    Milton D. Easman, ‘The Politics of Development Administration’, in J.D. Montgomery and W.J. Siffin (eds), Approaches to Development, Politics, Administration and Change (New York: McGraw-Hill, 1966), pp. 69–70.Google Scholar
  8. 8.
    Irving Swerdlow, The Public Administration of Economic Development (New York: Praeger, 1975), pp. 15–19.Google Scholar
  9. 9.
    I. Swerdlow, Economic Development, op. cit., p. 345.Google Scholar
  10. 10.
    Gerald Meier (ed.), Leading Issues in Economic Development (New York: Oxford University Press, 1970), p. 7.Google Scholar
  11. 11.
    Susanne Bodenheimer, ‘The Ideology of Developmentalism: American Political Science’s Paradigm — Surrogate for Latin American Studies’, Berkeley Journal of Sociology, vol. 15 (1970), pp. 95–137.Google Scholar
  12. 12.
    Garth N. Jones, ‘Frontiersmen in Search for the “Lost Horizon’”, Public Administration, vol. 36, no. 1 (January–February 1976), p. 99.CrossRefGoogle Scholar
  13. 13.
    Brian Loveman, ‘The Comparative Administration Group, Development and Anti-Development’, Public Administration Review, vol. 36, no. 6 (November–December 1976) pp. 6–20.CrossRefGoogle Scholar
  14. 14.
    I. Swerdlow, Economic Development, op. cit., p. 345.Google Scholar
  15. 15.
    Bernard Schaffer. The Administrative Factor (London: Frank Cass, 1973), pp. 244–5.Google Scholar
  16. 16.
    See L. Kooperman and S. Roseberg, ‘The British Administrative Legacy in Kenya and Ghana’, International Review of Administrative Sciences, vol. 43, no. 3 (1977), pp. 267–72.CrossRefGoogle Scholar
  17. 17.
    Robin Theobald, Corruption, Development and Underdevelopment (New York: Macmillan, 1990), p. 157.CrossRefGoogle Scholar
  18. 18.
    See Mukul Sanwal (ed.), Microcomputers in Development Administration (New York: McGraw-Hill, 1987).Google Scholar
  19. 19.
    See, for further reference, USAID, Cutting Edge Technologies and Microcomputer Applications for Developing Countries: Report of an Ad-Hoc Panel on the Use of Microcomputers for Developing Countries (Boulder: Westview Press, 1989);Google Scholar
  20. OECD, The Internationalisation of Software and Computer Services (Paris, 1989);Google Scholar
  21. Heinrich Reinesmann, New Technologies and Management: Training the Public Service for Information Management (Brussels: International Institute of Administrative Sciences, 1987);Google Scholar
  22. William J. Stover, Information Technology in the Third World (Boulder, Co.: Westview Press, 1984);Google Scholar
  23. and Mukul Sanwal, ‘An Implementation Strategy for Developing Countries’, International Review of Administrative Sciences, vol. 57, no. 2 (June 1991), pp. 220–35.CrossRefGoogle Scholar

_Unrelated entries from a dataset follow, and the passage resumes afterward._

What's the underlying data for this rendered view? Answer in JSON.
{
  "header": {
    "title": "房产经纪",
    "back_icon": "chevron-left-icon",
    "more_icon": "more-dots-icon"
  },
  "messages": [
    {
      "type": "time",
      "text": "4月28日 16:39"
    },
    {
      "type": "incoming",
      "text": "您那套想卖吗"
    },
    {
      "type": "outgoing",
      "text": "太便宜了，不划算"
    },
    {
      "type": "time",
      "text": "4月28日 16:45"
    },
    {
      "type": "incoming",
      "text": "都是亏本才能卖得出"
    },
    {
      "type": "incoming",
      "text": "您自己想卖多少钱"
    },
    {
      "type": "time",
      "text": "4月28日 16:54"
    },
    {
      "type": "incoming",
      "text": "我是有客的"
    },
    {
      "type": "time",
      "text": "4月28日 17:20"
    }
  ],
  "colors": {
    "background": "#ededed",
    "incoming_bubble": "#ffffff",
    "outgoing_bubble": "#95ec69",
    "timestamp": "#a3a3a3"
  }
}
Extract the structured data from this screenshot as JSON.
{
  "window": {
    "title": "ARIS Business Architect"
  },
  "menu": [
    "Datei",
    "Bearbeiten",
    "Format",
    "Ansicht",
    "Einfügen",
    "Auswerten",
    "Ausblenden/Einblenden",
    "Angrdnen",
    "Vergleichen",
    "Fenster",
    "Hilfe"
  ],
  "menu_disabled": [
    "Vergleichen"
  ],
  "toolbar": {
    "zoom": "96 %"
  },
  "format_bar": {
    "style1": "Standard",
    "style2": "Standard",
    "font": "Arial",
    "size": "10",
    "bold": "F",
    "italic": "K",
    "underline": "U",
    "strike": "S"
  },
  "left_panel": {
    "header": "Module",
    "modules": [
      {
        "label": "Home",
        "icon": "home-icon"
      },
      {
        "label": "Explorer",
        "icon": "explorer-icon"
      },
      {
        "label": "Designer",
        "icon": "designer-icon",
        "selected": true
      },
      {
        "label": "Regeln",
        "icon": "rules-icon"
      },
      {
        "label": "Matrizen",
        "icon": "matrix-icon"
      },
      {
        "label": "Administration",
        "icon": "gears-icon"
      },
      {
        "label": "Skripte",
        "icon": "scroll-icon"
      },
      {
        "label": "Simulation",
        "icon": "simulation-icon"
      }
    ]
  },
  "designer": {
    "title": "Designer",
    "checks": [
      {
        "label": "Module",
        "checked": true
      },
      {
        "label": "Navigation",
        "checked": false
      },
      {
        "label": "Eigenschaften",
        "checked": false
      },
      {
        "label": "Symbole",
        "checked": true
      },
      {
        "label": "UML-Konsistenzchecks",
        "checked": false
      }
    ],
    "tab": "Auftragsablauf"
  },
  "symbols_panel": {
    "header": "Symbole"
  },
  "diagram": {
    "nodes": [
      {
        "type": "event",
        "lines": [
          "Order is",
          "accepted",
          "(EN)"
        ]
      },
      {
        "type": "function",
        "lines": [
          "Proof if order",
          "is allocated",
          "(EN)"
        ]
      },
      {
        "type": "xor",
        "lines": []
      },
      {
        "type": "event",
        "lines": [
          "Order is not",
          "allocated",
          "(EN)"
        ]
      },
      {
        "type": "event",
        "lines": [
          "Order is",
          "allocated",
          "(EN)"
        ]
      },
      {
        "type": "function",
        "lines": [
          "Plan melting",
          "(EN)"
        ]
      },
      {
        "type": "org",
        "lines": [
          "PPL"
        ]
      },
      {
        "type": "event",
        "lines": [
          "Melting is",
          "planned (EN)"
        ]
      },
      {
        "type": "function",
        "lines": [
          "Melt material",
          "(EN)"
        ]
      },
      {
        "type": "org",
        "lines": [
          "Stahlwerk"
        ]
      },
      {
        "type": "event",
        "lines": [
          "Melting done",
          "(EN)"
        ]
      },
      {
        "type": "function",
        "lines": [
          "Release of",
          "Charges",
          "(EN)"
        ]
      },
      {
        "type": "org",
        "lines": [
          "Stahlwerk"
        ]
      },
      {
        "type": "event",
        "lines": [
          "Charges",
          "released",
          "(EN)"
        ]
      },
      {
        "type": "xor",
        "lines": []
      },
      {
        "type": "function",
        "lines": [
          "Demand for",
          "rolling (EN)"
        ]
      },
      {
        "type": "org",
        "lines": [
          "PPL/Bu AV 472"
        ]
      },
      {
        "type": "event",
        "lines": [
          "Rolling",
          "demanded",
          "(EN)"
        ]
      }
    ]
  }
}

Copyright information

© O. P. Dwivedi 1999

Authors and Affiliations

  • O. P. Dwivedi

There are no affiliations available

Personalised recommendations